Australia last sat on the Security Council in 1985-1986, and there was no great enthusiasm when the current Labor government announced it would seek one of the council’s rotating, nonpermanent seats for the current period. The opposition and much of the media claimed it would involve unnecessary expense, require concessions on policy to win over uncommitted votes and be unlikely to succeed.
In something of a geographic absurdity, Australia has to compete with Western European states for a Security Council seat, and Finland and Luxembourg were already vying for the 2013-2014 seats at the time Australia tossed its hat into the ring. In the end, Australia won a decisive vote on the first ballot, and it was Finland that missed out. While most Australians cared little about the outcome, it was, in fact, an important victory for Australian diplomacy. (It may also reflect a feeling that, with Britain and France as permanent members, the European Union is already overrepresented on the council.)

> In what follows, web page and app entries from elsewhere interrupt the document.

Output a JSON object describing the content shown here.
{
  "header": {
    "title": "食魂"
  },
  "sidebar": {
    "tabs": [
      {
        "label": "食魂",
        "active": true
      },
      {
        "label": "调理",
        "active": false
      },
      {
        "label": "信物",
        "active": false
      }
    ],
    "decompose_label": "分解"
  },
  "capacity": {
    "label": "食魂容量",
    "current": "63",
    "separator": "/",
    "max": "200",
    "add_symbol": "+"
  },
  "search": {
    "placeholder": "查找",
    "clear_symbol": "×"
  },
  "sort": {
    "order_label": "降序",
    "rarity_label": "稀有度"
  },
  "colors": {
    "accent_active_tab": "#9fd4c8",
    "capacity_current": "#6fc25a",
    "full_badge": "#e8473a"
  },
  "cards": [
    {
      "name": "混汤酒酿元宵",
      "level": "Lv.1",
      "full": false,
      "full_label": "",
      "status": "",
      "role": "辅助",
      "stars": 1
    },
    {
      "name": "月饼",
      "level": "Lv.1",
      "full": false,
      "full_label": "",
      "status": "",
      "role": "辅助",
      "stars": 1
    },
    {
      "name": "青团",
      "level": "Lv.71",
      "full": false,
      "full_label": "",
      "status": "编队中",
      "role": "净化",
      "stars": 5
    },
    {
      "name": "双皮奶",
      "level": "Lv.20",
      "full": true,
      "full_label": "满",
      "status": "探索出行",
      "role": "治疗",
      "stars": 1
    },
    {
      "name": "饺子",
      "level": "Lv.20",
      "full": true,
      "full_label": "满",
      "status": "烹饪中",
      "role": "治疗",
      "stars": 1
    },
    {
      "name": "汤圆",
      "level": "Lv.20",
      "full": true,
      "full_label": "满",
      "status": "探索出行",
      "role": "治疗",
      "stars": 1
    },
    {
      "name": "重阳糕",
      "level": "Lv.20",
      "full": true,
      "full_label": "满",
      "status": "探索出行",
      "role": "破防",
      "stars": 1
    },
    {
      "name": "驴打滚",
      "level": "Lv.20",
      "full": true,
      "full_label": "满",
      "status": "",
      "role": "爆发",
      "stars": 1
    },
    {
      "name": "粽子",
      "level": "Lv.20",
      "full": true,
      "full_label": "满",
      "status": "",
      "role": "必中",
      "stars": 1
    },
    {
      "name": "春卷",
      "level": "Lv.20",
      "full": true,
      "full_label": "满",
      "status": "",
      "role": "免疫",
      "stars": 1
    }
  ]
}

One of the criticisms of Australia’s candidacy had been that Canberra’s foreign policy is perceived as too close to the United States and therefore unlikely to win support among the majority of U.N. member states. It is true that Australia has been a strong ally of the U.S. and an eager participant in wars in Afghanistan and Iraq, as well as often being among the half-dozen countries that routinely line up with the U.S. in support of Israel.